The low rate of inflation, reflected in the CPI and other price barometers, may allow the Fed more leeway to trim rates if growth in the economy continues to slow. Wall Street puts a high chance the central bank will reduce rates again at the end of the month.
Separately, the Bureau of Labor Statistics estimated that Social Security recipients would get a 1.6% cost-of-living increase in 2020. COLA adjustments are based on the CPI report.
What happened: The cost of gasoline RB1, +0.00% and natural gas NG1, +0.00% fell in September, accentuating a downtrend in energy prices.
The cost of food rose slightly, mostly for takeout and other meals prepared outside the home.

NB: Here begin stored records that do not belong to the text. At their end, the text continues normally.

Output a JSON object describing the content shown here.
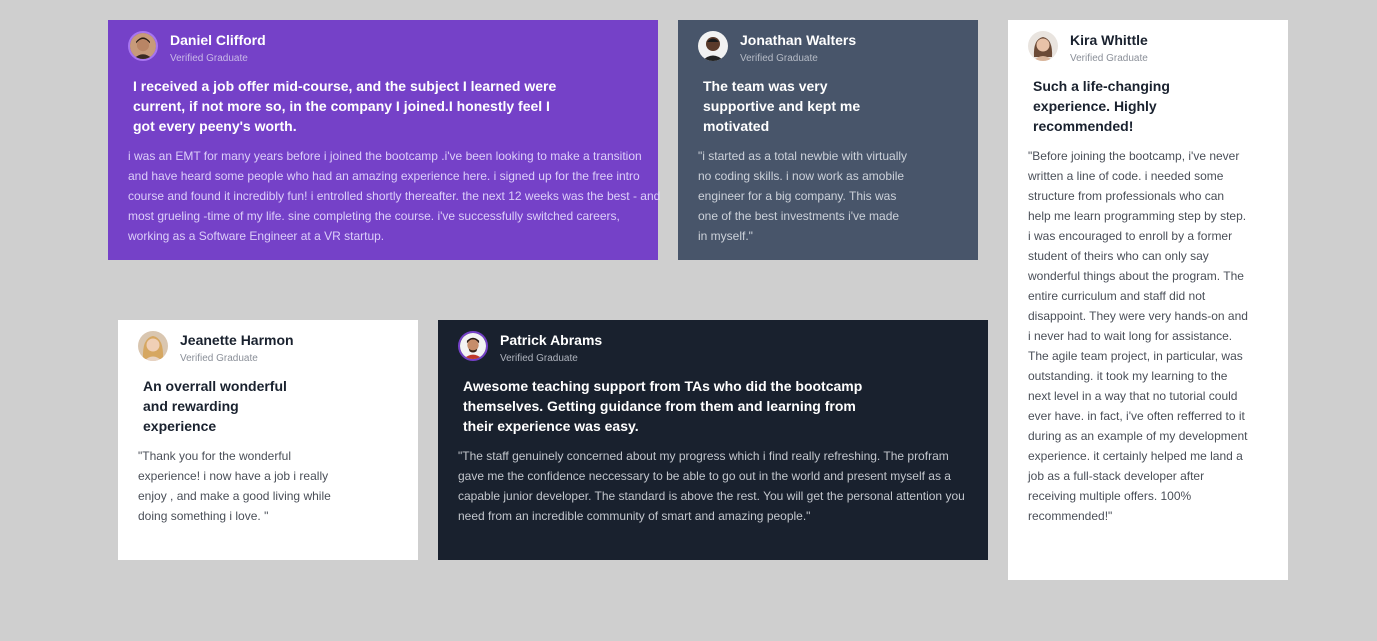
{
  "testimonials": [
    {
      "name": "Daniel Clifford",
      "role": "Verified Graduate",
      "headline": "I received a job offer mid-course, and the subject I learned were current, if not more so, in the company I joined.I honestly feel I got every peeny's worth.",
      "body": "i was an EMT for many years before i joined the bootcamp .i've been looking to make a transition and have heard some people who had an amazing experience here. i signed up for the free intro course and found it incredibly fun! i entrolled shortly thereafter. the next 12 weeks was the best - and most grueling -time of my life. sine completing the course. i've successfully switched careers, working as a Software Engineer at a VR startup.",
      "theme": "#7541c8",
      "avatar_icon": "avatar-daniel-icon"
    },
    {
      "name": "Jonathan Walters",
      "role": "Verified Graduate",
      "headline": "The team was very supportive and kept me motivated",
      "body": "\"i started as a total newbie with virtually no coding skills. i now work as amobile engineer for a big company. This was one of the best investments i've made in myself.\"",
      "theme": "#48556a",
      "avatar_icon": "avatar-jonathan-icon"
    },
    {
      "name": "Kira Whittle",
      "role": "Verified Graduate",
      "headline": "Such a life-changing experience. Highly recommended!",
      "body": "\"Before joining the bootcamp, i've never written a line of code. i needed some structure from professionals who can help me learn programming step by step. i was encouraged to enroll by a former student of theirs who can only say wonderful things about the program. The entire curriculum and staff did not disappoint. They were very hands-on and i never had to wait long for assistance. The agile team project, in particular, was outstanding. it took my learning to the next level in a way that no tutorial could ever have. in fact, i've often refferred to it during as an example of my development experience. it certainly helped me land a job as a full-stack developer after receiving multiple offers. 100% recommended!\"",
      "theme": "#ffffff",
      "avatar_icon": "avatar-kira-icon"
    },
    {
      "name": "Jeanette Harmon",
      "role": "Verified Graduate",
      "headline": "An overrall wonderful and rewarding experience",
      "body": "\"Thank you for the wonderful experience! i now have a job i really enjoy , and make a good living while doing something i love. \"",
      "theme": "#ffffff",
      "avatar_icon": "avatar-jeanette-icon"
    },
    {
      "name": "Patrick Abrams",
      "role": "Verified Graduate",
      "headline": "Awesome teaching support from TAs who did the bootcamp themselves. Getting guidance from them and learning from their experience was easy.",
      "body": "\"The staff genuinely concerned about my progress which i find really refreshing. The profram gave me the confidence neccessary to be able to go out in the world and present myself as a capable junior developer. The standard is above the rest. You will get the personal attention you need from an incredible community of smart and amazing people.\"",
      "theme": "#19212e",
      "avatar_icon": "avatar-patrick-icon"
    }
  ]
}
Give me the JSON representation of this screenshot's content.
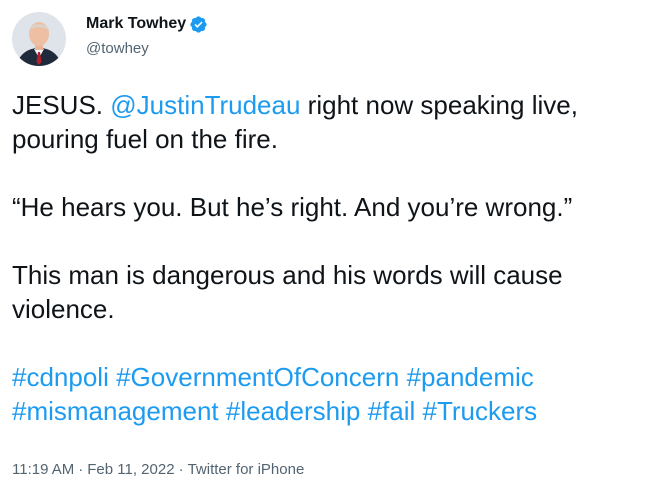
{
  "author": {
    "display_name": "Mark Towhey",
    "handle": "@towhey",
    "verified": true,
    "avatar": "person-photo-avatar"
  },
  "tweet": {
    "p1": {
      "lead": "JESUS. ",
      "mention": "@JustinTrudeau",
      "rest": " right now speaking live, pouring fuel on the fire."
    },
    "p2": "“He hears you. But he’s right. And you’re wrong.”",
    "p3": "This man is dangerous and his words will cause violence.",
    "hashtags": [
      "#cdnpoli",
      "#GovernmentOfConcern",
      "#pandemic",
      "#mismanagement",
      "#leadership",
      "#fail",
      "#Truckers"
    ]
  },
  "meta": {
    "time": "11:19 AM",
    "separator": "·",
    "date": "Feb 11, 2022",
    "source": "Twitter for iPhone"
  },
  "colors": {
    "link": "#1d9bf0",
    "text": "#0f1419",
    "muted": "#536471",
    "verified_badge": "#1d9bf0"
  }
}
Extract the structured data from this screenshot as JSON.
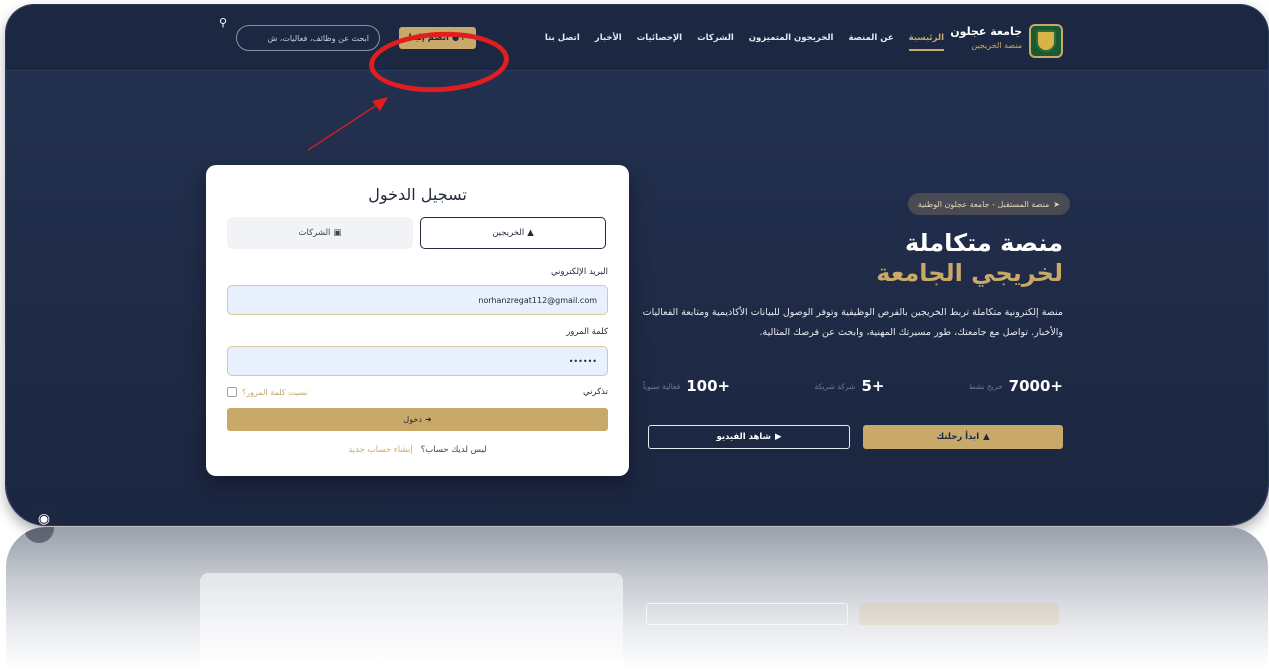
{
  "brand": {
    "title": "جامعة عجلون",
    "subtitle": "منصة الخريجين"
  },
  "nav": {
    "items": [
      {
        "label": "الرئيسية"
      },
      {
        "label": "عن المنصة"
      },
      {
        "label": "الخريجون المتميزون"
      },
      {
        "label": "الشركات"
      },
      {
        "label": "الإحصائيات"
      },
      {
        "label": "الأخبار"
      },
      {
        "label": "اتصل بنا"
      }
    ],
    "join_label": "انضم إلينا",
    "search_placeholder": "ابحث عن وظائف، فعاليات، ش"
  },
  "hero": {
    "badge": "منصة المستقبل - جامعة عجلون الوطنية",
    "title_line1": "منصة متكاملة",
    "title_line2": "لخريجي الجامعة",
    "description": "منصة إلكترونية متكاملة تربط الخريجين بالفرص الوظيفية وتوفر الوصول للبيانات الأكاديمية ومتابعة الفعاليات والأخبار. تواصل مع جامعتك، طور مسيرتك المهنية، وابحث عن فرصك المثالية.",
    "stats": [
      {
        "value": "7000+",
        "label": "خريج نشط"
      },
      {
        "value": "5+",
        "label": "شركة شريكة"
      },
      {
        "value": "100+",
        "label": "فعالية سنوياً"
      }
    ],
    "start_label": "ابدأ رحلتك",
    "video_label": "شاهد الفيديو"
  },
  "login": {
    "title": "تسجيل الدخول",
    "tab_graduates": "الخريجين",
    "tab_companies": "الشركات",
    "email_label": "البريد الإلكتروني",
    "email_value": "norhanzregat112@gmail.com",
    "password_label": "كلمة المرور",
    "password_value": "••••••",
    "remember_label": "تذكرني",
    "forgot_label": "نسيت كلمة المرور؟",
    "submit_label": "دخول",
    "no_account": "ليس لديك حساب؟",
    "signup_label": "إنشاء حساب جديد"
  },
  "colors": {
    "navy": "#1c2742",
    "gold": "#c8a96a",
    "annotation": "#e01e1e"
  }
}
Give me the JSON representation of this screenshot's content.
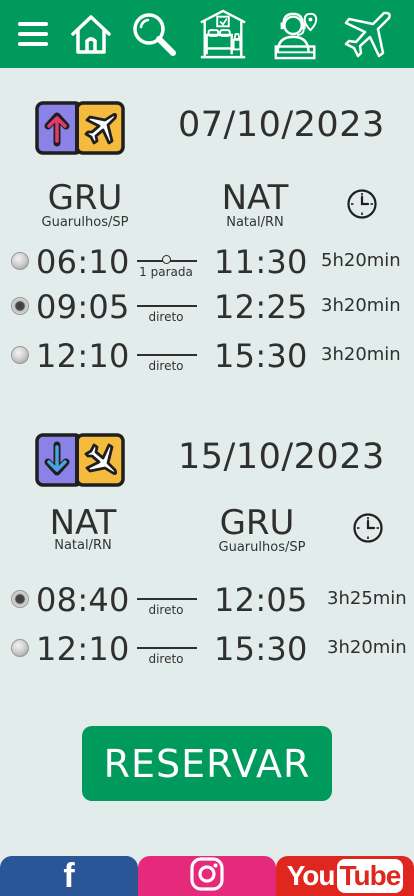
{
  "nav": {
    "items": [
      "menu-icon",
      "home-icon",
      "search-icon",
      "hotel-icon",
      "agent-icon",
      "airplane-icon"
    ]
  },
  "outbound": {
    "date": "07/10/2023",
    "origin_code": "GRU",
    "origin_city": "Guarulhos/SP",
    "dest_code": "NAT",
    "dest_city": "Natal/RN",
    "flights": [
      {
        "depart": "06:10",
        "stops": "1 parada",
        "arrive": "11:30",
        "duration": "5h20min",
        "selected": false
      },
      {
        "depart": "09:05",
        "stops": "direto",
        "arrive": "12:25",
        "duration": "3h20min",
        "selected": true
      },
      {
        "depart": "12:10",
        "stops": "direto",
        "arrive": "15:30",
        "duration": "3h20min",
        "selected": false
      }
    ]
  },
  "return": {
    "date": "15/10/2023",
    "origin_code": "NAT",
    "origin_city": "Natal/RN",
    "dest_code": "GRU",
    "dest_city": "Guarulhos/SP",
    "flights": [
      {
        "depart": "08:40",
        "stops": "direto",
        "arrive": "12:05",
        "duration": "3h25min",
        "selected": true
      },
      {
        "depart": "12:10",
        "stops": "direto",
        "arrive": "15:30",
        "duration": "3h20min",
        "selected": false
      }
    ]
  },
  "reserve_label": "RESERVAR",
  "footer": {
    "facebook_glyph": "f",
    "youtube_you": "You",
    "youtube_tube": "Tube"
  },
  "colors": {
    "brand_green": "#009b5c",
    "background": "#e2ecea",
    "facebook": "#2a5596",
    "instagram": "#e5297b",
    "youtube": "#e0271f"
  }
}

Another closely watched measure of prices that strips out food and energy costs inched up 0.1% in September, the smallest increase in four months.
The yearly increase in the so-called core rate was unchanged at 2.4%.
Prices rose for rent, medical care and airline fees, but they fell sharply for used vehicles and clothing. Increases in the cost of used cars and apparel had driven up overall consumer prices during the summer.
After adjusting for inflation, hourly wages were flat last month. They’ve increased a modest 1.2% in the past year.
The survey of consumer prices tends to run hotter than the Fed’s preferred inflation barometer known as the price index for personal-consumption expenditures. The PCE is up just 1.4% over the past year — well below the Fed’s 2% annual inflation target.
Big picture: Some parts of the economy are experiencing more inflation than others, but by and large price pressures are barely causing a ripple. Slowing U.S. growth and sluggish global trade have also reduced the cost of many raw materials or partly finished goods.
With inflation largely under wraps, the Fed has said it would be prepared to cut interest rates again if the outlook for the U.S. economy worsens. The central bank is worried the U.S. trade war with China will damage a record expansion now in its 11th year.
Read: U.S. adds 136,000 jobs in September, unemployment rate hits 50-year low
Market reaction: The Dow Jones Industrial Average DJIA, +0.70% and S&P 500 SPX, +0.91% were set to open higher in Thursday trades on hopes of easing U.S.-China trade tensions.
The 10-year Treasury yield TMUBMUSD10Y, +1.36% rose slightly to 1.58%.